Some restaurants are like rock stars. Everyone talks about them. They’re in every magazine, every newspaper, on every blog. First people can’t wait to be the one who discovered them, and then people can’t wait to be the first to dismiss them as nothing special. They have their devotees, their die-hard fans on one end of the spectrum and on the other end, a whole host of critics with complaints justified and unjustified.
But the point is, everyone knows about them. Rock stars, movie stars, and restaurants. Or maybe it just seems that way because I talk to a lot of people about food. But you know a restaurant has hit the big buzz when your mom brings it up:
“Salt? One of the women from work went there. They make you sit at long tables with other diners.”
Well, yes, Mom, they do. Sort of.
Since opening in last fall, Salt of the Earth has steadfastly proven itself the new diva of the local dining scene, which is kind of funny, considering how aptly named it turned out to be. While the restaurant has high-end trappings – at least for this city – the general feel, pace, and atmosphere of the restaurant is casual. Let me put it this way: I was wearing an old dress, my dining companion was wearing cords. We saw people in business type dress, we saw people in jeans. Nobody flinched. Nobody stared. It didn’t seem to matter in the slightest.
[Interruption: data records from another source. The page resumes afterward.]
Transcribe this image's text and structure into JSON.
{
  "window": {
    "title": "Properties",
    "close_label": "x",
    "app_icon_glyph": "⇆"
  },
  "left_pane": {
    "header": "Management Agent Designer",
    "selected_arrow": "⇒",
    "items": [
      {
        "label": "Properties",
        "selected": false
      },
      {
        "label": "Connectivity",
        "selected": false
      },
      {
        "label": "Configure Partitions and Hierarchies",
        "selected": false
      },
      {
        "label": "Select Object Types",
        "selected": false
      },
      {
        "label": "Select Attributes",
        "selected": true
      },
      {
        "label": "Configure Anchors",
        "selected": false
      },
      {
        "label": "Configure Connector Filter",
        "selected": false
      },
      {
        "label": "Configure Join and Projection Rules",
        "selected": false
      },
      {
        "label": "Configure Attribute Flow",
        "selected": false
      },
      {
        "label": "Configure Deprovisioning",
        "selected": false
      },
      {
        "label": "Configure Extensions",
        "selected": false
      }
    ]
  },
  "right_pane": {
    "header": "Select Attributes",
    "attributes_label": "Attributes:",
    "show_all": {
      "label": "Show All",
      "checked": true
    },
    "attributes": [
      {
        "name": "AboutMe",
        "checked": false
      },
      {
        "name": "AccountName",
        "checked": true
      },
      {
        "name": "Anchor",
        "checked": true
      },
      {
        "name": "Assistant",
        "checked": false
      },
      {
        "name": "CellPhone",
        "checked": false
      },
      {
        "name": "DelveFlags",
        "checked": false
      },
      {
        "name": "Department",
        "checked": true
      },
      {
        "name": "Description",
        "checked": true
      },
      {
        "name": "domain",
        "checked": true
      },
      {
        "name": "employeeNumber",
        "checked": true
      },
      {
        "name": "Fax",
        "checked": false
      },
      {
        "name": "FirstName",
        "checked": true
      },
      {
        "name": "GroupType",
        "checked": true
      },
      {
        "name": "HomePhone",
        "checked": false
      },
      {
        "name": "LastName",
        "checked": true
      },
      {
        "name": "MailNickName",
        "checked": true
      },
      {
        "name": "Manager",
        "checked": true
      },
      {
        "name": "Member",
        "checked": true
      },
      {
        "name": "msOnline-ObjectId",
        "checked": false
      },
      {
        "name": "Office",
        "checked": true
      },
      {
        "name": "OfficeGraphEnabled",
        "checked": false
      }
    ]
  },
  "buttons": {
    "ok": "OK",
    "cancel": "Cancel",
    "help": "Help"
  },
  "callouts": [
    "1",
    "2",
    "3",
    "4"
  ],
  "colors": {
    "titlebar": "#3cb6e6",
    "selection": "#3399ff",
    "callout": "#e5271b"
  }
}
The main dining area of the restaurant is bordered by two opposing focal points: The large blackboard with the daily menu (the entire menu, including drinks, starters, entrees, and desserts, etc) on one side, the wide open kitchen on the other. The bar lines the far wall. There’s a smaller, more intimate setting upstairs and a few high-seater tables in the windows near the entrance, but the majority of the seating is exactly what my mother presumed, long tables lined by little benches. Oh, and of course, the counter seating that lines the open kitchen, which is exactly where me and my dining companion, Meghan, found ourselves when we visited this past Monday evening.